=== Information provided ===

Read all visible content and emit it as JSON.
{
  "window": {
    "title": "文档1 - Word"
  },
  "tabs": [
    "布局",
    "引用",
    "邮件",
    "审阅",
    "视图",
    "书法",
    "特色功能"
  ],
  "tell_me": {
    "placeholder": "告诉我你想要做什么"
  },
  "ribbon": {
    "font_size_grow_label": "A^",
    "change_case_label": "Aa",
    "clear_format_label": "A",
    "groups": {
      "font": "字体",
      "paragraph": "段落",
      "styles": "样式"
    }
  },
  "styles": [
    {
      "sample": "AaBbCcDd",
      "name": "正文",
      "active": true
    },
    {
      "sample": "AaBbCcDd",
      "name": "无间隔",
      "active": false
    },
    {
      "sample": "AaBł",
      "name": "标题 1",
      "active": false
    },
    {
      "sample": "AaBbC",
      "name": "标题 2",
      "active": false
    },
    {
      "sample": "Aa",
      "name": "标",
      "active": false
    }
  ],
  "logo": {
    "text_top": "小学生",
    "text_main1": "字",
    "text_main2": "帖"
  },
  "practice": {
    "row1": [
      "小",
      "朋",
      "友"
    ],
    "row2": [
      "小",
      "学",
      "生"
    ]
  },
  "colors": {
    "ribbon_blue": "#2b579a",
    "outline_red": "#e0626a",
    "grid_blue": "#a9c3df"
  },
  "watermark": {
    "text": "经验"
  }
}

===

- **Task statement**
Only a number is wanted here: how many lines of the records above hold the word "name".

- **Answer space**
5